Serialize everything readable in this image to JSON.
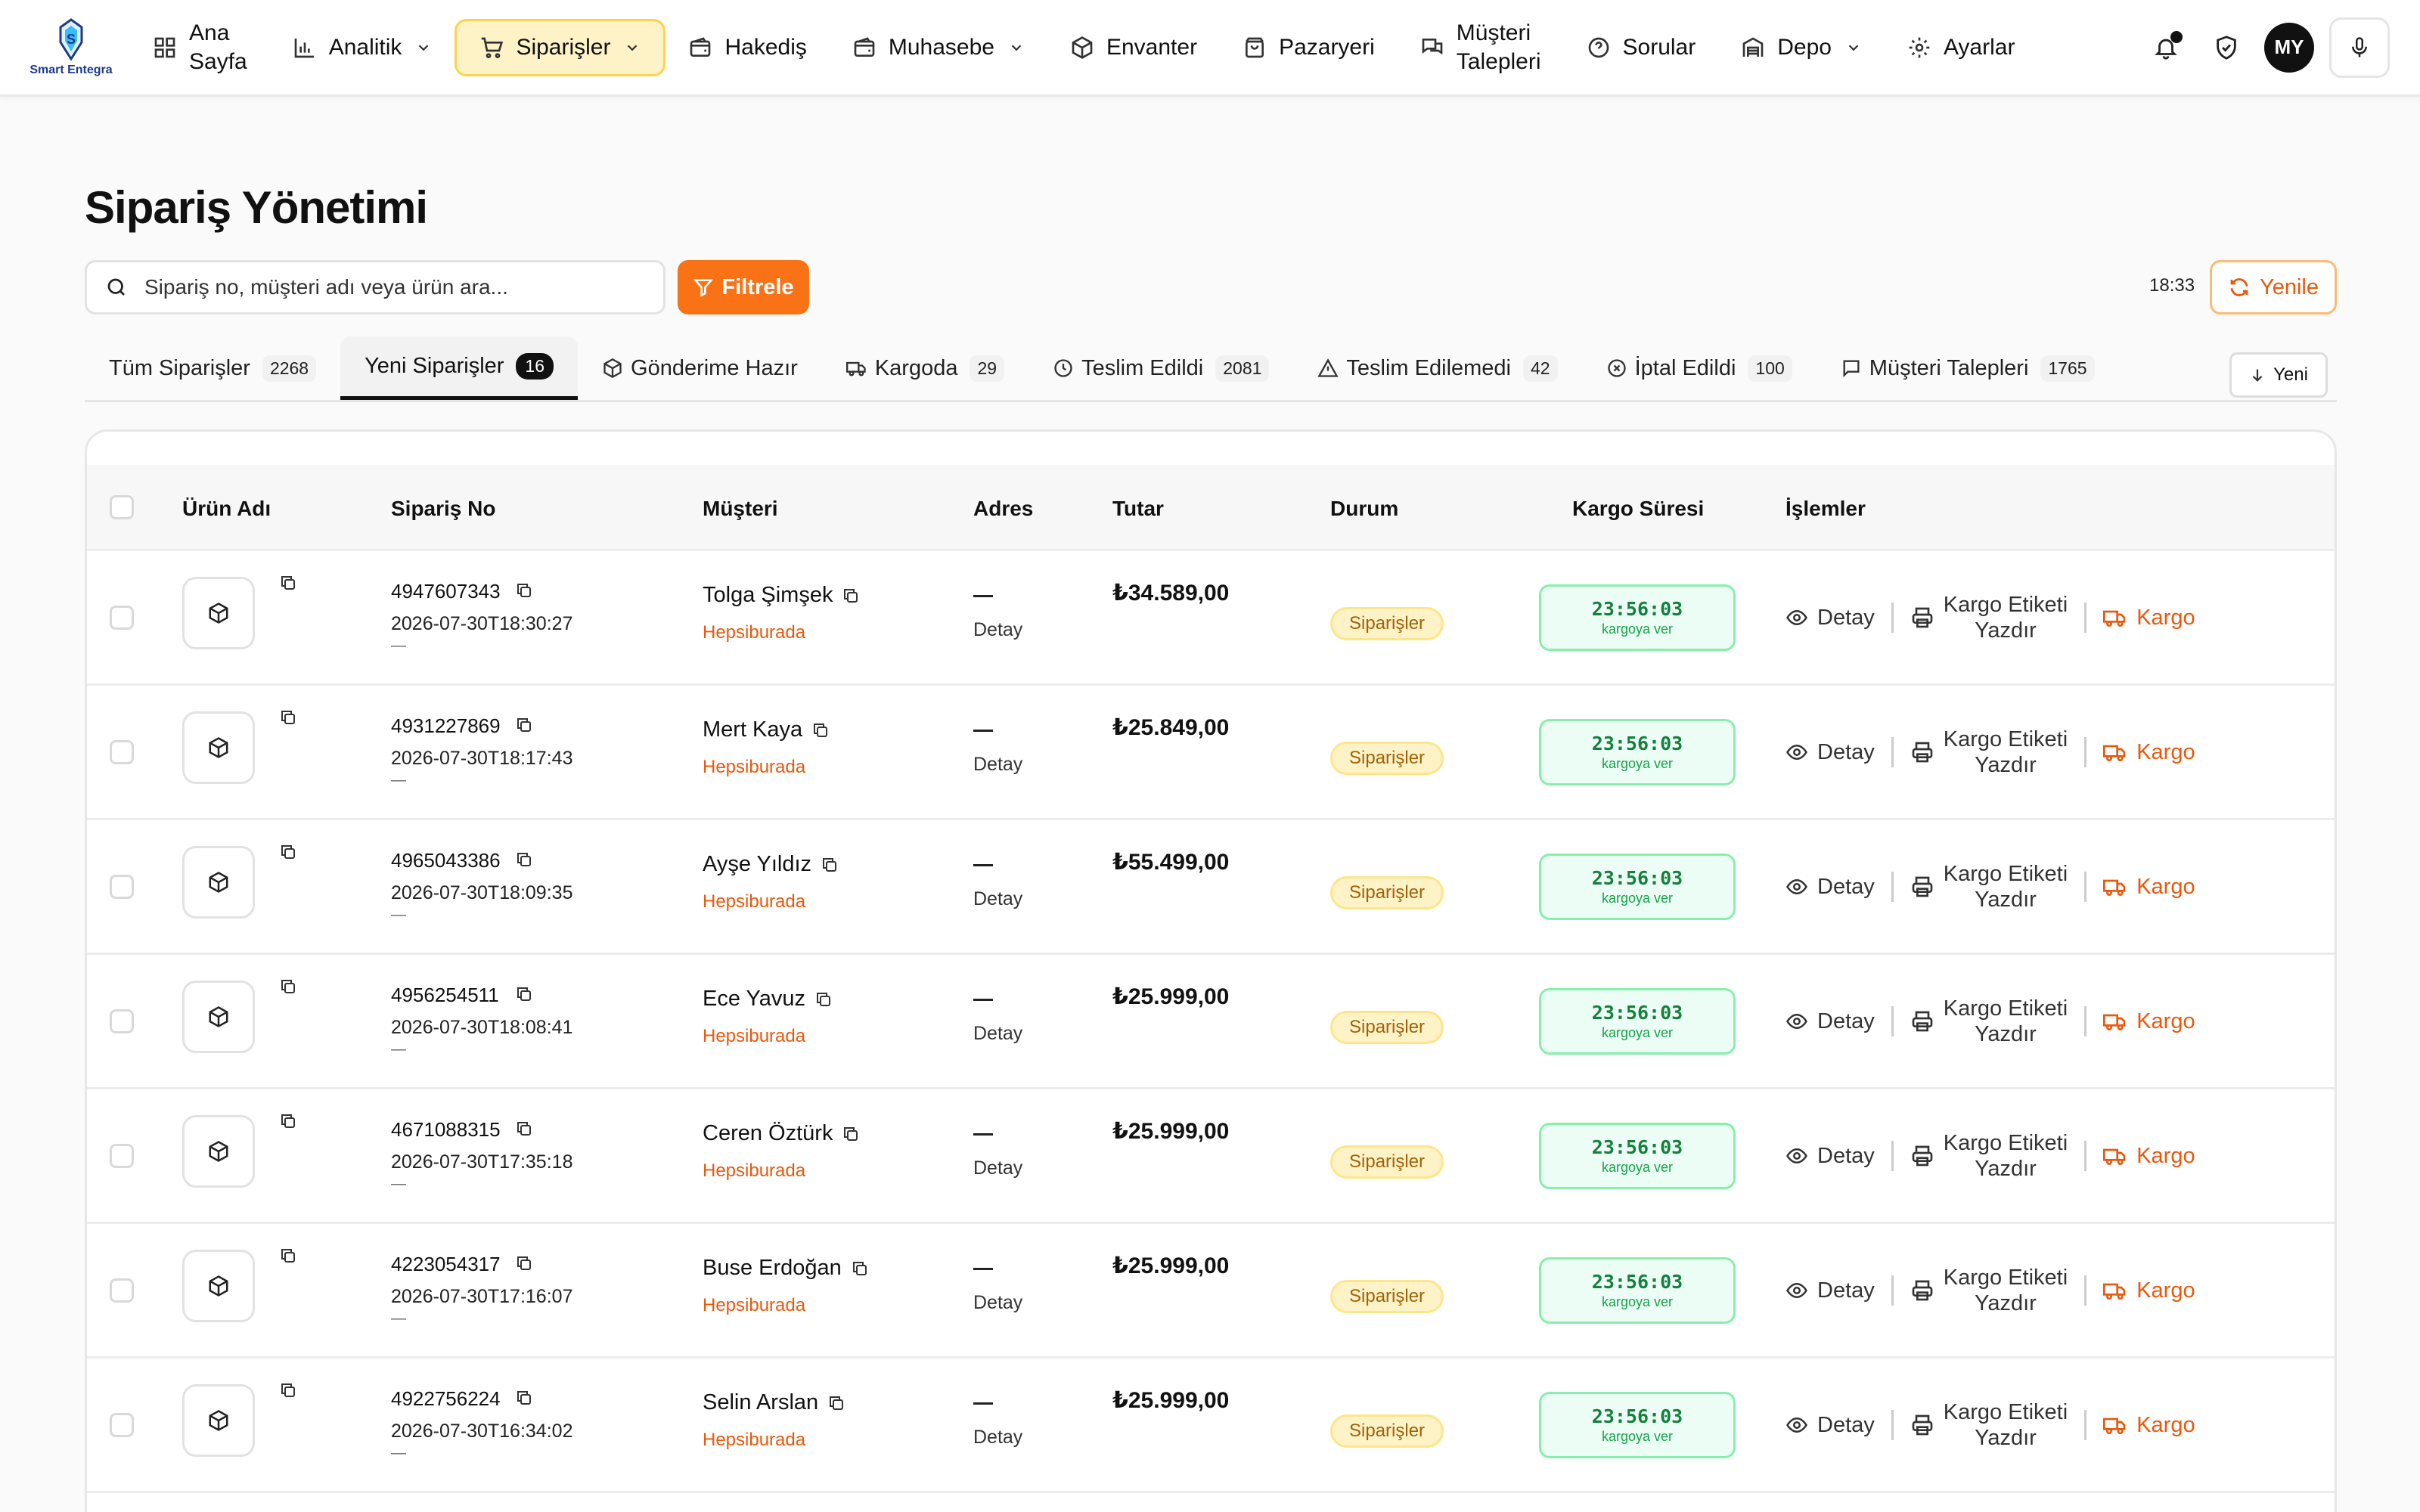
{
  "brand": {
    "logo_text": "Smart Entegra"
  },
  "nav": {
    "items": [
      {
        "label": "Ana Sayfa",
        "line1": "Ana",
        "line2": "Sayfa",
        "icon": "dashboard-icon"
      },
      {
        "label": "Analitik",
        "icon": "chart-icon",
        "dropdown": true
      },
      {
        "label": "Siparişler",
        "icon": "cart-icon",
        "dropdown": true,
        "active": true
      },
      {
        "label": "Hakediş",
        "icon": "wallet-icon"
      },
      {
        "label": "Muhasebe",
        "icon": "wallet-icon",
        "dropdown": true
      },
      {
        "label": "Envanter",
        "icon": "box-icon"
      },
      {
        "label": "Pazaryeri",
        "icon": "bag-icon"
      },
      {
        "label": "Müşteri Talepleri",
        "line1": "Müşteri",
        "line2": "Talepleri",
        "icon": "chat-icon"
      },
      {
        "label": "Sorular",
        "icon": "question-icon"
      },
      {
        "label": "Depo",
        "icon": "warehouse-icon",
        "dropdown": true
      },
      {
        "label": "Ayarlar",
        "icon": "gear-icon"
      }
    ],
    "user_initials": "MY"
  },
  "page": {
    "title": "Sipariş Yönetimi"
  },
  "toolbar": {
    "search_placeholder": "Sipariş no, müşteri adı veya ürün ara...",
    "filter_label": "Filtrele",
    "time": "18:33",
    "refresh_label": "Yenile",
    "sort_label": "Yeni"
  },
  "tabs": [
    {
      "label": "Tüm Siparişler",
      "count": "2268"
    },
    {
      "label": "Yeni Siparişler",
      "count": "16",
      "active": true
    },
    {
      "label": "Gönderime Hazır",
      "count": "",
      "icon": "box-icon"
    },
    {
      "label": "Kargoda",
      "count": "29",
      "icon": "truck-icon"
    },
    {
      "label": "Teslim Edildi",
      "count": "2081",
      "icon": "clock-icon"
    },
    {
      "label": "Teslim Edilemedi",
      "count": "42",
      "icon": "warning-icon"
    },
    {
      "label": "İptal Edildi",
      "count": "100",
      "icon": "x-circle-icon"
    },
    {
      "label": "Müşteri Talepleri",
      "count": "1765",
      "icon": "message-icon"
    }
  ],
  "table": {
    "headers": {
      "product": "Ürün Adı",
      "order_no": "Sipariş No",
      "customer": "Müşteri",
      "address": "Adres",
      "amount": "Tutar",
      "status": "Durum",
      "cargo_time": "Kargo Süresi",
      "actions": "İşlemler"
    },
    "rows": [
      {
        "order_no": "4947607343",
        "date": "2026-07-30T18:30:27",
        "customer": "Tolga Şimşek",
        "store": "Hepsiburada",
        "address_detail": "Detay",
        "amount": "₺34.589,00",
        "status": "Siparişler",
        "cargo_time": "23:56:03",
        "cargo_sub": "kargoya ver"
      },
      {
        "order_no": "4931227869",
        "date": "2026-07-30T18:17:43",
        "customer": "Mert Kaya",
        "store": "Hepsiburada",
        "address_detail": "Detay",
        "amount": "₺25.849,00",
        "status": "Siparişler",
        "cargo_time": "23:56:03",
        "cargo_sub": "kargoya ver"
      },
      {
        "order_no": "4965043386",
        "date": "2026-07-30T18:09:35",
        "customer": "Ayşe Yıldız",
        "store": "Hepsiburada",
        "address_detail": "Detay",
        "amount": "₺55.499,00",
        "status": "Siparişler",
        "cargo_time": "23:56:03",
        "cargo_sub": "kargoya ver"
      },
      {
        "order_no": "4956254511",
        "date": "2026-07-30T18:08:41",
        "customer": "Ece Yavuz",
        "store": "Hepsiburada",
        "address_detail": "Detay",
        "amount": "₺25.999,00",
        "status": "Siparişler",
        "cargo_time": "23:56:03",
        "cargo_sub": "kargoya ver"
      },
      {
        "order_no": "4671088315",
        "date": "2026-07-30T17:35:18",
        "customer": "Ceren Öztürk",
        "store": "Hepsiburada",
        "address_detail": "Detay",
        "amount": "₺25.999,00",
        "status": "Siparişler",
        "cargo_time": "23:56:03",
        "cargo_sub": "kargoya ver"
      },
      {
        "order_no": "4223054317",
        "date": "2026-07-30T17:16:07",
        "customer": "Buse Erdoğan",
        "store": "Hepsiburada",
        "address_detail": "Detay",
        "amount": "₺25.999,00",
        "status": "Siparişler",
        "cargo_time": "23:56:03",
        "cargo_sub": "kargoya ver"
      },
      {
        "order_no": "4922756224",
        "date": "2026-07-30T16:34:02",
        "customer": "Selin Arslan",
        "store": "Hepsiburada",
        "address_detail": "Detay",
        "amount": "₺25.999,00",
        "status": "Siparişler",
        "cargo_time": "23:56:03",
        "cargo_sub": "kargoya ver"
      }
    ],
    "actions": {
      "detail": "Detay",
      "label_line1": "Kargo Etiketi",
      "label_line2": "Yazdır",
      "cargo": "Kargo"
    }
  },
  "colors": {
    "accent": "#f97316",
    "active_nav_bg": "#fef3c7",
    "status_badge": "#fef3c7",
    "cargo_timer": "#ecfdf5"
  }
}
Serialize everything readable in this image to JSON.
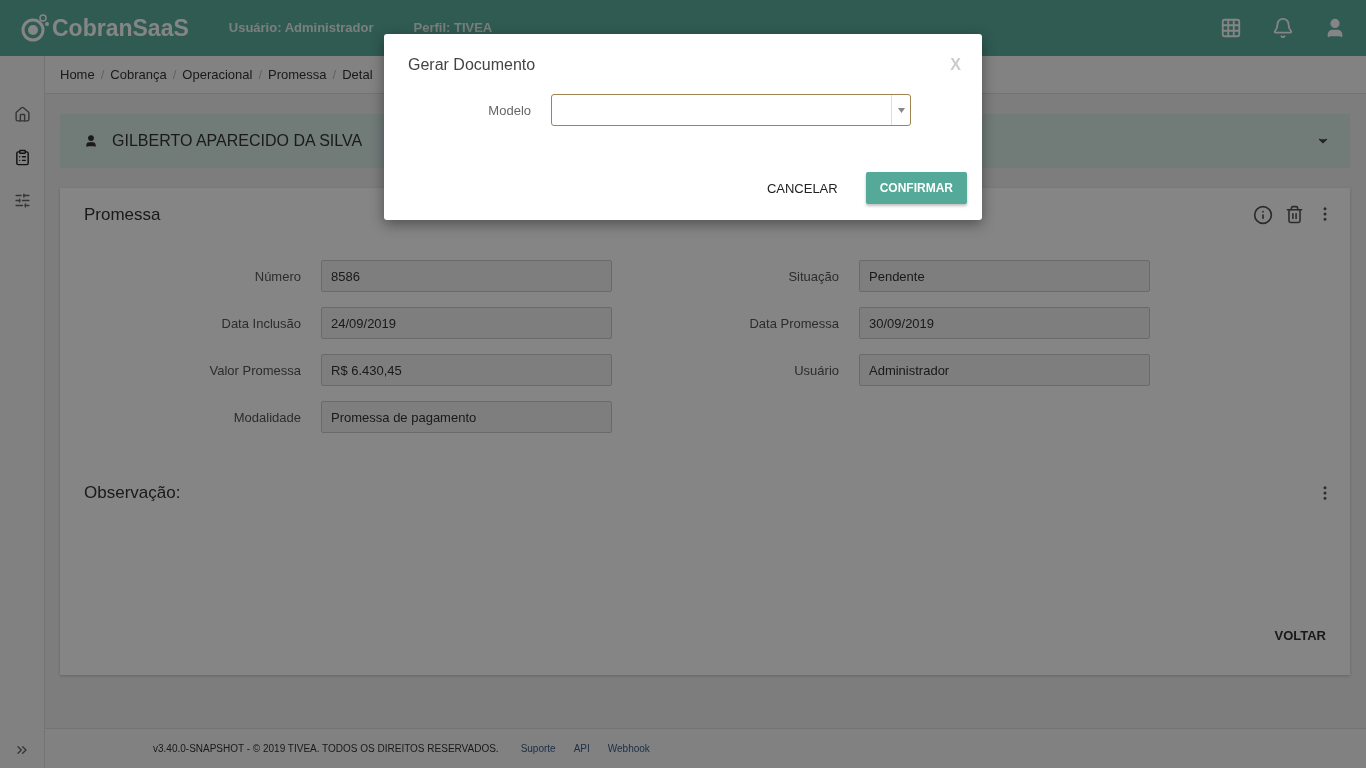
{
  "header": {
    "brand": "CobranSaaS",
    "user_label": "Usuário:",
    "user_value": "Administrador",
    "profile_label": "Perfil:",
    "profile_value": "TIVEA"
  },
  "breadcrumb": [
    "Home",
    "Cobrança",
    "Operacional",
    "Promessa",
    "Detal"
  ],
  "breadcrumb_separator": "/",
  "sidebar": {
    "items": [
      {
        "kind": "home",
        "selected": false
      },
      {
        "kind": "clipboard",
        "selected": true
      },
      {
        "kind": "sliders",
        "selected": false
      }
    ]
  },
  "person": {
    "name": "GILBERTO APARECIDO DA SILVA"
  },
  "card": {
    "title": "Promessa",
    "fields": [
      {
        "label": "Número",
        "value": "8586"
      },
      {
        "label": "Situação",
        "value": "Pendente"
      },
      {
        "label": "Data Inclusão",
        "value": "24/09/2019"
      },
      {
        "label": "Data Promessa",
        "value": "30/09/2019"
      },
      {
        "label": "Valor Promessa",
        "value": "R$ 6.430,45"
      },
      {
        "label": "Usuário",
        "value": "Administrador"
      },
      {
        "label": "Modalidade",
        "value": "Promessa de pagamento"
      }
    ],
    "observation_title": "Observação:",
    "back_button": "VOLTAR"
  },
  "footer": {
    "copyright": "v3.40.0-SNAPSHOT - © 2019 TIVEA. TODOS OS DIREITOS RESERVADOS.",
    "links": [
      "Suporte",
      "API",
      "Webhook"
    ]
  },
  "dialog": {
    "title": "Gerar Documento",
    "close": "X",
    "field_label": "Modelo",
    "cancel": "CANCELAR",
    "confirm": "CONFIRMAR"
  }
}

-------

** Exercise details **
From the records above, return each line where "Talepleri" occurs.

** Response box **
        "label": "Müşteri Talepleri",
        "line2": "Talepleri",
      "label": "Müşteri Talepleri",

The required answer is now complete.